The  US Food and Drug Administration (FDA)said today that it has received five reports of unanticipated deaths that occurred from 2016 to the present in patients who received a liquid-filled intragastric balloon system to treat obesity.

Four reports involve the Orbera Intragastric Balloon System (Apollo Endosurgery) and one report involves the ReShape Integrated Dual Balloon System (ReShape Medical), the FDA said in a safety alert.

All five patients died within 1 month or less of balloon placement. Three patients died 1 to 3 days after the balloon was placed.

“At this time, we do not know the root cause or incidence rate of patient death, nor have we been able to definitively attribute the deaths to the devices or the insertion procedures for these devices (e.g., gastric and esophageal perforation, or intestinal obstruction),” the FDA said.

The FDA has also received two additional reports of deaths from 2016 to the present related to potential complications associated with balloon treatment: one gastric perforation with the Orbera Intragastric Balloon System and one esophageal perforation with the ReShape Integrated Dual Balloon System.

The FDA is working with both companies to better understand the issue of unanticipated death and to monitor the potential complications of acute pancreatitis and spontaneous overinflation.

Additionally, as part of the ongoing, FDA-mandated postapproval studies for these devices, the FDA will obtain more information to help assess the continued safety and effectiveness of these approved medical devices.

Today’s safety alert follows an FDA alert sent to healthcare providers in February, in which the agency recommended close monitoring of patients with liquid-filled intragastric balloon systems used to treat obesity for the potential risks of acute pancreatitis and spontaneous overinflation. Since then, both companies have revised their product labeling to address these risks, the FDA said.

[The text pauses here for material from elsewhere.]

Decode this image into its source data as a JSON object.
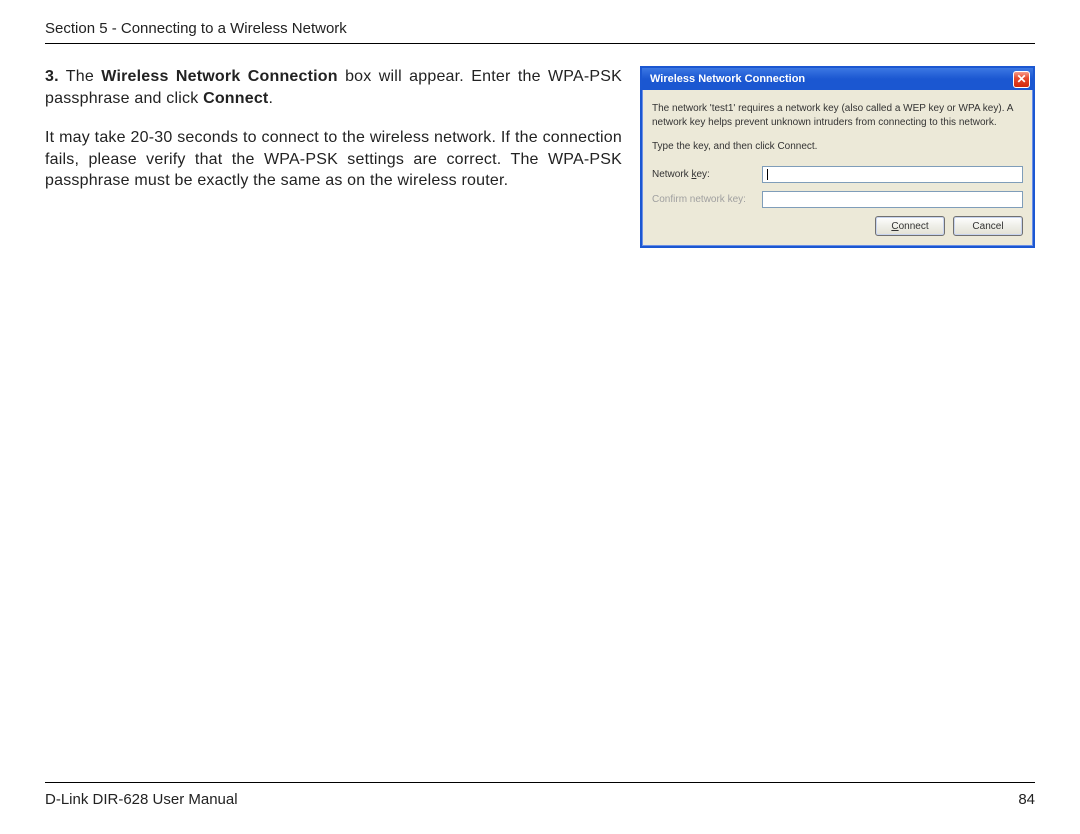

For now, the FDA continues to recommend that healthcare providers closely monitor patients treated with these devices for complications and report any adverse events related to intragastric balloon systems through MedWatch, the FDA Safety Information and Adverse Event Reporting Program.